    Experiments show that electrons will emit photons when they are “moving”, but “moving” is relative. All electrons on the earth can be considered “moving” when you observe them on a rocket. According to special relativity, you should see them emit photons. Why in a rocket frame don’t you see the electrons emit photons? It is because special relativity is wrong. It is not the velocity relative to the observer which makes an electron emit photons, but it is the velocity relative to “something” makes an electron emit photons. This “something” is aether, the existence of which has been proved in the above paper. Photons are waves of aether which is a compressible viscous fluid filling up the entire visible part of the universe, though its viscosity is very very small. It is the velocity relative to aether makes an electron emit photons, just as a boat on a water generates waves only when it moves relative to the water.

    The increase of the lives of muons in particle accelerators or going through the atmosphere are the effects of aether caused by their velocities relative to aether, which are absolute changes and the same observed in all reference frames, nothing to do with relativity.

    All so-called proofs of relativistic effects are just misinterpretations of experiments and observations without exception, and all what relativity describes is irrelevant to physical phenomena, including the speed of light which in special relativity is constant in all inertial reference frames, but which in real physical world still follows Newton’s velocity addition formula (see the paper).

    That is, time is absolute and space is 3D Euclidean. There is nothing called spacetime continuum in nature, not to mention the ripples of spacetime.

  4. laszlogm

    OK, let’s say that LIGO has indeed detected some change of gravity. But there is no way to confirm any source. (A bit more modesty, please. Physics can’t even explain how a mirror works.)

  5. Gordon-Nanninga

    So if the merged black hole weighs less than the sum doesn’t that mean gravity radiated energy from inside the black holes? If so the LIGO should (with a lot of upgrades) be able to probe the inside of the black hole.

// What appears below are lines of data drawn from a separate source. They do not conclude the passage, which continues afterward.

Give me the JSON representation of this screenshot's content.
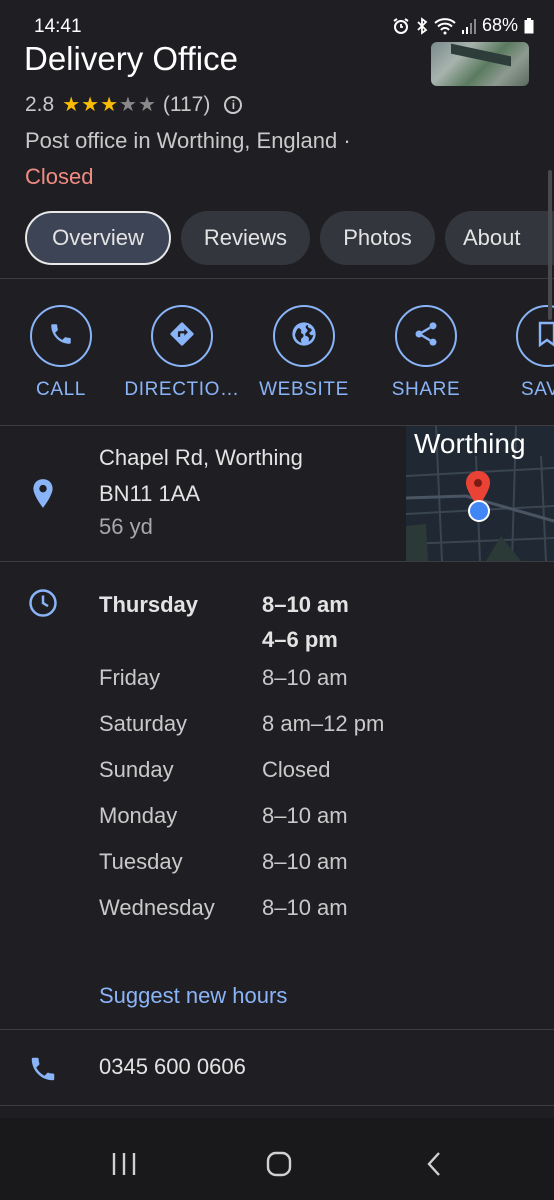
{
  "status_bar": {
    "time": "14:41",
    "battery": "68%"
  },
  "place": {
    "title": "Delivery Office",
    "rating": "2.8",
    "review_count": "(117)",
    "stars_filled": 3,
    "category": "Post office in Worthing, England ·",
    "open_status": "Closed"
  },
  "tabs": [
    {
      "label": "Overview",
      "active": true
    },
    {
      "label": "Reviews"
    },
    {
      "label": "Photos"
    },
    {
      "label": "About"
    }
  ],
  "actions": [
    {
      "label": "CALL",
      "icon": "phone-icon"
    },
    {
      "label": "DIRECTIO…",
      "icon": "directions-icon"
    },
    {
      "label": "WEBSITE",
      "icon": "globe-icon"
    },
    {
      "label": "SHARE",
      "icon": "share-icon"
    },
    {
      "label": "SAV",
      "icon": "bookmark-icon"
    }
  ],
  "address": {
    "line1": "Chapel Rd, Worthing",
    "line2": "BN11 1AA",
    "distance": "56 yd",
    "map_label": "Worthing"
  },
  "hours": [
    {
      "day": "Thursday",
      "hours": [
        "8–10 am",
        "4–6 pm"
      ],
      "today": true
    },
    {
      "day": "Friday",
      "hours": [
        "8–10 am"
      ]
    },
    {
      "day": "Saturday",
      "hours": [
        "8 am–12 pm"
      ]
    },
    {
      "day": "Sunday",
      "hours": [
        "Closed"
      ]
    },
    {
      "day": "Monday",
      "hours": [
        "8–10 am"
      ]
    },
    {
      "day": "Tuesday",
      "hours": [
        "8–10 am"
      ]
    },
    {
      "day": "Wednesday",
      "hours": [
        "8–10 am"
      ]
    }
  ],
  "suggest_hours_label": "Suggest new hours",
  "phone": "0345 600 0606",
  "colors": {
    "accent": "#8ab4f8",
    "closed": "#f28b82",
    "star": "#fbbc04",
    "background": "#1f1f23"
  }
}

All comments must follow the Sky & Telescope Terms of Use and will be moderated prior to posting. Please be civil in your comments. Sky & Telescope reserves the right to use the comments we receive, in whole or in part, and to use the commenter’s username, in any medium. See also the Terms of Use and Privacy Policy.